**INSTRUCTIONS TO FOLLOW:** Count how many lines hold "post" in the records, and respond with that number by itself.

Data records for software interfaces
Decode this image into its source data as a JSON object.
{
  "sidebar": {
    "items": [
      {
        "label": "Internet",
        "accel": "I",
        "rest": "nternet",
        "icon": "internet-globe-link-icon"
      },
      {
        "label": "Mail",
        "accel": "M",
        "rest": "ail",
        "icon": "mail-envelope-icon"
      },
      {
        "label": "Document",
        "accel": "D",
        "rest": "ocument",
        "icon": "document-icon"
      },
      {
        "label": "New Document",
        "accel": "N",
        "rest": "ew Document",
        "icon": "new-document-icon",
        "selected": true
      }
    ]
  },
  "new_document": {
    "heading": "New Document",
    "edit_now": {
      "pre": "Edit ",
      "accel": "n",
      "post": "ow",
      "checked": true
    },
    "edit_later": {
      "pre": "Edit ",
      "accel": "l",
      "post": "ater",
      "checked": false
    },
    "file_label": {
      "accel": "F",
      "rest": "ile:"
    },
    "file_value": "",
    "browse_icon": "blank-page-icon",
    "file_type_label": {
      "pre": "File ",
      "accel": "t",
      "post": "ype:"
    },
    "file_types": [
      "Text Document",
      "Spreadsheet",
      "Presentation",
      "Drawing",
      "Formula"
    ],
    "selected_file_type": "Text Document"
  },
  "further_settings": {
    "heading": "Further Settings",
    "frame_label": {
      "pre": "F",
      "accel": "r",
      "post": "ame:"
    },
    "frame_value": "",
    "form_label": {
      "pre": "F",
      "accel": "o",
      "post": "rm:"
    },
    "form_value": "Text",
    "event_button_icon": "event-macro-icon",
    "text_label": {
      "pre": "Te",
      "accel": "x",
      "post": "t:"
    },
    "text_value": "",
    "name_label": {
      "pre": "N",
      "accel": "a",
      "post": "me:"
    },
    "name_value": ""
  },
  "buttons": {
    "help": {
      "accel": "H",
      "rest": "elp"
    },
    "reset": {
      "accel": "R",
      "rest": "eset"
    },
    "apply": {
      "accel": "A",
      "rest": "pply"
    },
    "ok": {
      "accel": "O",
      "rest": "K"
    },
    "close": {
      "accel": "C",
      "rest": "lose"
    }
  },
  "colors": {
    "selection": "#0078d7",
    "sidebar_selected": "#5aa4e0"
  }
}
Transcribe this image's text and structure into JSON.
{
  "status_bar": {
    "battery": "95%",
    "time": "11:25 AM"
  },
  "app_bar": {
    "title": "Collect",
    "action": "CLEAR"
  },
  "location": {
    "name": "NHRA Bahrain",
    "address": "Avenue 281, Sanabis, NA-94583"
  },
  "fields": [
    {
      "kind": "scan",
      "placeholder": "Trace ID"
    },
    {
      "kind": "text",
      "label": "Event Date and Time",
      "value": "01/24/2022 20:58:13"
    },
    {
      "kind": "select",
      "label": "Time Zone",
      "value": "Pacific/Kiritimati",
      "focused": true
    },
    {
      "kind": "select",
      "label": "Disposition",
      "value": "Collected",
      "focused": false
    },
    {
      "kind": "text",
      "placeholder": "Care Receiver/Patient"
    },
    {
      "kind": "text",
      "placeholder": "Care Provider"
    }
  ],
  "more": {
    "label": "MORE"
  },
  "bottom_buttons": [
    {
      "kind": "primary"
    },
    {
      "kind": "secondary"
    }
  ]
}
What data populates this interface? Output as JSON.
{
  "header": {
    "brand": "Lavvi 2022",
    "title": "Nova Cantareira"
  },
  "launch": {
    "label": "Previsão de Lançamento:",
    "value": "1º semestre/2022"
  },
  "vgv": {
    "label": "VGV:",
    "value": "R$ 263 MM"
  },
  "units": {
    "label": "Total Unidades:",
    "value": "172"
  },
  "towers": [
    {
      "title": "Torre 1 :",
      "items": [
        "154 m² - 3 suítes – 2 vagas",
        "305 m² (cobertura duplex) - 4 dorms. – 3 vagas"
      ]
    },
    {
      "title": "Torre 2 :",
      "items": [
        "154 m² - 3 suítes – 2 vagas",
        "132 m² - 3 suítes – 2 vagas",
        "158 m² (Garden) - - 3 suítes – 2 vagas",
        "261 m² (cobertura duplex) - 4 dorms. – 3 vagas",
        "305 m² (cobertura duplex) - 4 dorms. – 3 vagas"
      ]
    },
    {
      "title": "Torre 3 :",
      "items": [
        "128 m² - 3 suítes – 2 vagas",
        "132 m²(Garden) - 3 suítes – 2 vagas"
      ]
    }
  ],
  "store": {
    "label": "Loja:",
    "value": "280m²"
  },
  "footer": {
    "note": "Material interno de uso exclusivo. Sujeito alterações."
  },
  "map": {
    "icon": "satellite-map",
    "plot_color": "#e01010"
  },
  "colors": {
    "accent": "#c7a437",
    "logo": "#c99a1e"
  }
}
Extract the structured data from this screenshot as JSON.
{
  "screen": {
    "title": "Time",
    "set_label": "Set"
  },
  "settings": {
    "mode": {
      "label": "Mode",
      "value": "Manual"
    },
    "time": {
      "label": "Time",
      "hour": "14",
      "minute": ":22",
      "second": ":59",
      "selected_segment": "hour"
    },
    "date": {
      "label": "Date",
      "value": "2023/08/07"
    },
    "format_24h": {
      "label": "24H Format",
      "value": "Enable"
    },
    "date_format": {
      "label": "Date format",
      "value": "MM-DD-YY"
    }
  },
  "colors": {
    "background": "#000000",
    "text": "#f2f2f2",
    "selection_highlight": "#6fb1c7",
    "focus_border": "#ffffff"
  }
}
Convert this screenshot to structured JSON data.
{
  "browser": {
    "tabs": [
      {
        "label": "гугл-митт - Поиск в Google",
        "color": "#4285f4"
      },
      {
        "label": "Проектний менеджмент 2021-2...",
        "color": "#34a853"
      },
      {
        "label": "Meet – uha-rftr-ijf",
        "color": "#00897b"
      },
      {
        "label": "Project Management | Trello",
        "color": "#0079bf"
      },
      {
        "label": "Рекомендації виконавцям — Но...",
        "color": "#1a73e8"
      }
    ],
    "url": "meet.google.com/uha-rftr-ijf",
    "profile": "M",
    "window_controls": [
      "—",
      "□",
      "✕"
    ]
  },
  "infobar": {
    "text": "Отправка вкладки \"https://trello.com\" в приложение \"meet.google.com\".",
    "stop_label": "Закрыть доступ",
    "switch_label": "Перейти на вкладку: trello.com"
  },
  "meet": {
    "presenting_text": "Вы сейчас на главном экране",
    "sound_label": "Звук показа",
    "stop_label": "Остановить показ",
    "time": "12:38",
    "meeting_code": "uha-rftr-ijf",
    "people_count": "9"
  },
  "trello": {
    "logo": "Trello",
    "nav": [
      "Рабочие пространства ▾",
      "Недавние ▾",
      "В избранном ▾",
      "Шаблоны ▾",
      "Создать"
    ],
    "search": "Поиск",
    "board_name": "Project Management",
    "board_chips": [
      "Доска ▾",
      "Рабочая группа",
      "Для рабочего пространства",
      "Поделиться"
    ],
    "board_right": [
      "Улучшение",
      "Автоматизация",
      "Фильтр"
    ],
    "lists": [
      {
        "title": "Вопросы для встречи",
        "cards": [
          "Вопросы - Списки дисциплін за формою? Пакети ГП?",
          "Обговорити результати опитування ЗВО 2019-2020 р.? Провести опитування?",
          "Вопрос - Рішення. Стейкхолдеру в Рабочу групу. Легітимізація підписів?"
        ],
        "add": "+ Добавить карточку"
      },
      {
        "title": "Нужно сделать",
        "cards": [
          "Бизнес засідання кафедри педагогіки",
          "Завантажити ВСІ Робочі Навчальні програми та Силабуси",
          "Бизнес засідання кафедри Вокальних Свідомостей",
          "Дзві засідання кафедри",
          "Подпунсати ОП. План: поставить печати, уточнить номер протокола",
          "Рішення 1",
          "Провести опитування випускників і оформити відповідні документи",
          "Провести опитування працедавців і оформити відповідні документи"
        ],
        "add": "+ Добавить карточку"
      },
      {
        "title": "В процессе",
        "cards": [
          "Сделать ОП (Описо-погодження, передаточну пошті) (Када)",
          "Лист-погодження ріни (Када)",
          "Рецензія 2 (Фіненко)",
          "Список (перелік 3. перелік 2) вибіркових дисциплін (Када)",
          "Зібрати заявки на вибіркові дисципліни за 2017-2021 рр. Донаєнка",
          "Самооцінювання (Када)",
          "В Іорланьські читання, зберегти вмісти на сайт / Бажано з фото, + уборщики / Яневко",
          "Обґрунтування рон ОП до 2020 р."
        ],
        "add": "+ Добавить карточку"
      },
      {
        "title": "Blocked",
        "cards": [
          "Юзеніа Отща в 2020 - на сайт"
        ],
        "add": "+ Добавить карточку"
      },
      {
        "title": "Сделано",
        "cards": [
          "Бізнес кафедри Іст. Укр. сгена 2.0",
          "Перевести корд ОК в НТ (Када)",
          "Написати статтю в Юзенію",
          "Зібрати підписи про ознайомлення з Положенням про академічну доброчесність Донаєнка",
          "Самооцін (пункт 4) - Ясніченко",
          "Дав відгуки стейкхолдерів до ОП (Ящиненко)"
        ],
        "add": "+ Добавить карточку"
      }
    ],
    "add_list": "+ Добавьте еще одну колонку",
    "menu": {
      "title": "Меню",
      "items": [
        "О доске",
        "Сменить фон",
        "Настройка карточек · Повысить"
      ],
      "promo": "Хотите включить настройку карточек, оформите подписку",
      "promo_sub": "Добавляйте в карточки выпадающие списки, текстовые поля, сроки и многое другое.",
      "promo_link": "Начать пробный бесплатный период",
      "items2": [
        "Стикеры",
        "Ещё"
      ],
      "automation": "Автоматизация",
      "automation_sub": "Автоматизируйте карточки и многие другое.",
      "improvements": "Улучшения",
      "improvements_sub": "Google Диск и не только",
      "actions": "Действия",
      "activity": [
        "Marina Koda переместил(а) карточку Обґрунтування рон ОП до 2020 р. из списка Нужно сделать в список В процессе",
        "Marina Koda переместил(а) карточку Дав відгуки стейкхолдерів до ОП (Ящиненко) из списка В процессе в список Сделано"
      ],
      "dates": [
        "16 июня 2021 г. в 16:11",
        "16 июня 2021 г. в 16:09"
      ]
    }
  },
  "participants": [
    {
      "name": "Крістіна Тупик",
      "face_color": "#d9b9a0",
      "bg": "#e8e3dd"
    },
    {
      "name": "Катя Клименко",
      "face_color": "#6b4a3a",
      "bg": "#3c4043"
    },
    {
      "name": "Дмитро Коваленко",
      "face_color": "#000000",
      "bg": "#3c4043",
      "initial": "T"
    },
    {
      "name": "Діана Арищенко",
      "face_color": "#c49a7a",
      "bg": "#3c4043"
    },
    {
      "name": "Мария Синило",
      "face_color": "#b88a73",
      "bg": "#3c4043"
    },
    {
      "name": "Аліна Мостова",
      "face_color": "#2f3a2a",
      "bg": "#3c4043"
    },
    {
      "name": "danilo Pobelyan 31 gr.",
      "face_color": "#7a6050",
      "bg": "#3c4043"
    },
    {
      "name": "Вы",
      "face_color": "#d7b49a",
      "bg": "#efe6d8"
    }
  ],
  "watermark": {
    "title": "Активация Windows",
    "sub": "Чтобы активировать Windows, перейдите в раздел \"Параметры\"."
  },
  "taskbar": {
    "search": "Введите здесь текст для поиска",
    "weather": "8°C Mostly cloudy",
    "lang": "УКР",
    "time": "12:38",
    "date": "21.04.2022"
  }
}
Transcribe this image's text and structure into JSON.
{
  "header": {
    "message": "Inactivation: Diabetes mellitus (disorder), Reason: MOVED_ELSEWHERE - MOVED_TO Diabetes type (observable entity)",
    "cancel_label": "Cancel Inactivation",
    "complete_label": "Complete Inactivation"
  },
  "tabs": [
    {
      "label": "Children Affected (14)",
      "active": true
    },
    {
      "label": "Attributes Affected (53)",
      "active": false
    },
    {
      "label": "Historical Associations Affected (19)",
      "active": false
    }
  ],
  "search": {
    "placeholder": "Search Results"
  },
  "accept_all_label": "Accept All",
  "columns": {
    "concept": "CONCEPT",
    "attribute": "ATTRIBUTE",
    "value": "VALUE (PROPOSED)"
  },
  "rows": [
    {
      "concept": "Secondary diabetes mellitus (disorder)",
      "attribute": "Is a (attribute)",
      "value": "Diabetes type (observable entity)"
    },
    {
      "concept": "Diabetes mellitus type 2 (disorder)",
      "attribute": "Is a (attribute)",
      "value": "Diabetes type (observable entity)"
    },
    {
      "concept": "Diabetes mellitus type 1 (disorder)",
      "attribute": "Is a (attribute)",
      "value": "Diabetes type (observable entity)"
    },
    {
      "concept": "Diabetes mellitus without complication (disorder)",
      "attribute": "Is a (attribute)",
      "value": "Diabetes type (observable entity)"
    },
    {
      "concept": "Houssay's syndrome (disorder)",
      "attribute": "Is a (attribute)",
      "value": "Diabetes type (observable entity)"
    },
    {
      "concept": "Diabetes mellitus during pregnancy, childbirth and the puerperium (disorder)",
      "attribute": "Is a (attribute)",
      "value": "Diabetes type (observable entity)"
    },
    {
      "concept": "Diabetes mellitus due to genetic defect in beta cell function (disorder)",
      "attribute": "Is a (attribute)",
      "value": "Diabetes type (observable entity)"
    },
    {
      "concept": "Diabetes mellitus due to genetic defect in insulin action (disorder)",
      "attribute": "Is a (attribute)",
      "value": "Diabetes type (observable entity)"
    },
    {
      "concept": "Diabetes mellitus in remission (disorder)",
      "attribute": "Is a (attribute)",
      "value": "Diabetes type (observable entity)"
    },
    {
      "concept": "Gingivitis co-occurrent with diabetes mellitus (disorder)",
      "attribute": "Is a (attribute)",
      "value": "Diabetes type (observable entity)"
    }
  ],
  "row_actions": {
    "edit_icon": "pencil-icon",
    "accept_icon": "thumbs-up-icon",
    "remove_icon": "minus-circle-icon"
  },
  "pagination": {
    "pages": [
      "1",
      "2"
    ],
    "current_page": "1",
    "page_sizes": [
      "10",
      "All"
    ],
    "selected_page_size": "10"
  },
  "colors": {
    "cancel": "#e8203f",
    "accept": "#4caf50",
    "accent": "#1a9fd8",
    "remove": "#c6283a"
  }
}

**EXERCISE OUTPUT:** 7